"Hey, little man. You did just fine." He crouched again, tilted Dean's chin up. "Now take your brother to the car." John set Sammy down, and the toddler grabbed his brother's hand instantly. "I'll be there in a minute."

Dean caught Rick looking at him, and in a snap had his game face back on. He calmly switched hands and shifted so Sammy was on the far side from the Simons. He frowned, but underneath the mask of irritation there was a still a scared boy.

"Nice … hat," Dean said to Rick in a way that indicated he did not think the hat was nice. Then he transferred his attention to Cecilia, and pulled something from a pocket with his free hand. He shoved a fistful of cash at her. "I'm not sorry I tricked you, because I hadta. I only needed twenty bucks for a taxi."

"It's okay," Mom said, confused but somehow knowing what to say, "It's okay, sweetheart."

Dean gave her a lopsided smile.

"And I want you to know you make really great waffles."

"Waffles yum," Sam said in total agreement. He had syrup in his hair.

"Dean," John said. "You and your brother get goin' now."

"Yes, sir."

Shit. Rick didn't know if they were doing the right thing, letting John ride off with these boys. He'd probably always wonder. He thought back to the Sanchezes, what might have happened to them without John's intervention. He thought of the fierceness of John's dedication to his sons and their safety, often manifested in unfortunate ways but there nonetheless. Those things had to count for something.

"What now?" AJ said.

His brother sounded every bit like his thoughts matched Rick's. They probably did. For all their differences, he and AJ weren't that far apart when it came to it. Even if AJ was from another planet on every day that ended with Y.

"Well, Country Club, now we leave and you go on with your lives," John said. "Just, be safe."

That was as much of a thank you as they were going to get. The hard edges that made up John were still there, Rick noted, unyielding as ever. But John was different at the same time. His eyes were softer, especially in his frequent glances toward his boys. Somewhere deep down, John was a good man. Rick had to believe that. He held out a hand, his way of wishing the guy well.

John took it, his grip firm, the handshake fast. Then John pulled a duffel bag out of the salt-lined, glyph-tagged closet and walked to the car. Once again, he didn't look back.

As the car pulled away, Rick swore he saw Dean flipping him the bird from the backseat while his baby brother pressed his forehead against the glass and gave them a dimpled grin and a clumsy wave. He hoped the little rugrats had true happiness someday, a real roof over their heads and no more monsters after them.

"I don't understand what just happened," Mom said after a moment.
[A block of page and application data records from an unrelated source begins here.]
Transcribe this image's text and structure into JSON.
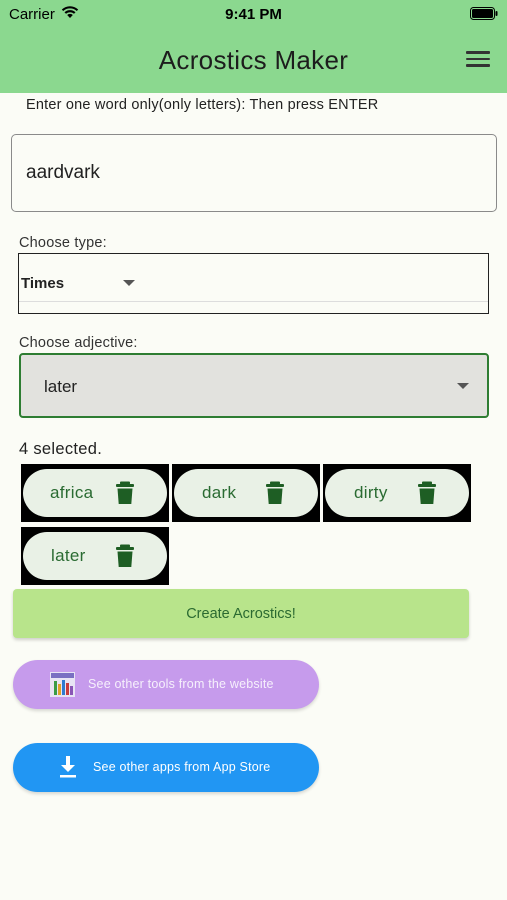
{
  "status_bar": {
    "carrier": "Carrier",
    "time": "9:41 PM"
  },
  "header": {
    "title": "Acrostics Maker"
  },
  "instruction": "Enter one word only(only letters): Then press ENTER",
  "word_input": {
    "value": "aardvark"
  },
  "type_select": {
    "label": "Choose type:",
    "value": "Times"
  },
  "adjective_select": {
    "label": "Choose adjective:",
    "value": "later"
  },
  "selection": {
    "count_text": "4 selected.",
    "chips": [
      "africa",
      "dark",
      "dirty",
      "later"
    ]
  },
  "buttons": {
    "create": "Create Acrostics!",
    "website": "See other tools from the website",
    "app_store": "See other apps from App Store"
  },
  "colors": {
    "header_bg": "#8bd88f",
    "create_bg": "#b8e48b",
    "website_bg": "#c69bec",
    "store_bg": "#2196f3",
    "accent_green": "#2e7d32"
  }
}
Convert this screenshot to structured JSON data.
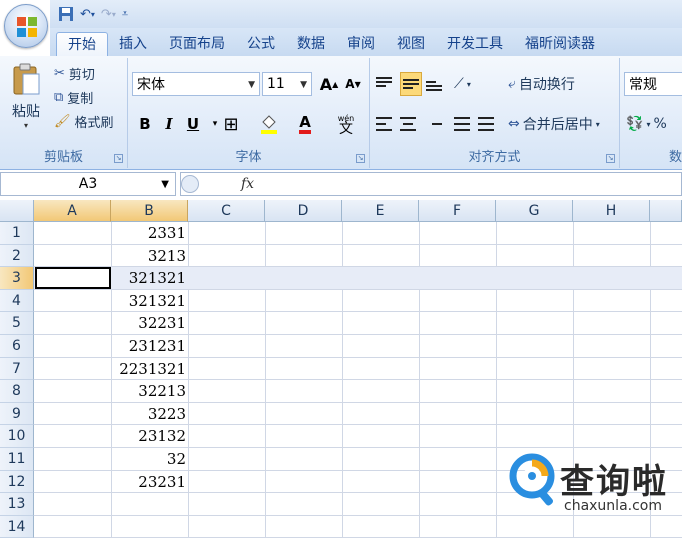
{
  "ribbon_tabs": [
    "开始",
    "插入",
    "页面布局",
    "公式",
    "数据",
    "审阅",
    "视图",
    "开发工具",
    "福昕阅读器"
  ],
  "active_tab": "开始",
  "clipboard": {
    "paste": "粘贴",
    "cut": "剪切",
    "copy": "复制",
    "format_painter": "格式刷",
    "label": "剪贴板"
  },
  "font": {
    "name": "宋体",
    "size": "11",
    "label": "字体",
    "bold": "B",
    "italic": "I",
    "underline": "U",
    "grow": "A",
    "shrink": "A",
    "color_letter": "A",
    "phonetic": "wén"
  },
  "alignment": {
    "wrap_text": "自动换行",
    "merge_center": "合并后居中",
    "label": "对齐方式"
  },
  "number": {
    "format": "常规",
    "label": "数",
    "percent": "%"
  },
  "formula_bar": {
    "name_box": "A3",
    "fx": "fx",
    "content": ""
  },
  "columns": [
    "A",
    "B",
    "C",
    "D",
    "E",
    "F",
    "G",
    "H"
  ],
  "rows": [
    "1",
    "2",
    "3",
    "4",
    "5",
    "6",
    "7",
    "8",
    "9",
    "10",
    "11",
    "12",
    "13",
    "14"
  ],
  "selected_row": "3",
  "cells_b": [
    "2331",
    "3213",
    "321321",
    "321321",
    "32231",
    "231231",
    "2231321",
    "32213",
    "3223",
    "23132",
    "32",
    "23231",
    "",
    ""
  ],
  "watermark": {
    "name": "查询啦",
    "url": "chaxunla.com"
  },
  "colors": {
    "accent": "#15428b",
    "header_highlight": "#f2c876",
    "ribbon_bg": "#e2ecf9"
  }
}
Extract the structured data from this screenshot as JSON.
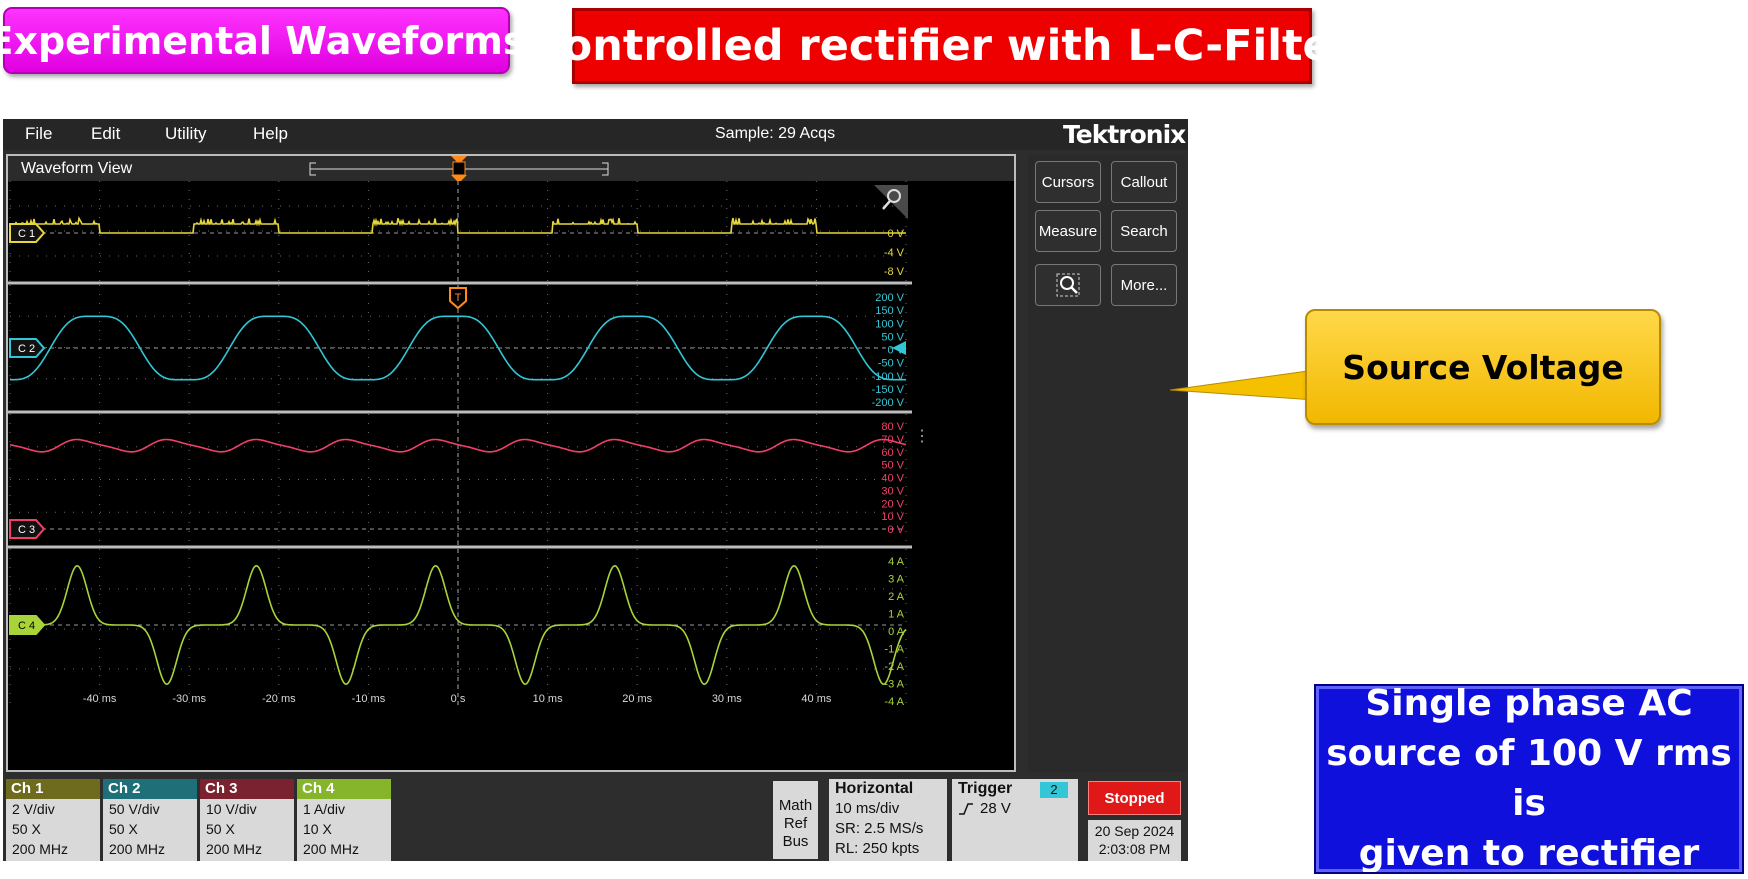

She lifted her hand and stared at the crumpled bills.

"You know that adage about not judging a book by its cover, Mom?" AJ said. "Turns out there was a monster in the story we were reading, but it wasn't the one we thought. At least I hope not."

"That tells me nothing and you know it, Andrew Jackson Simon."

Mom had a very good point.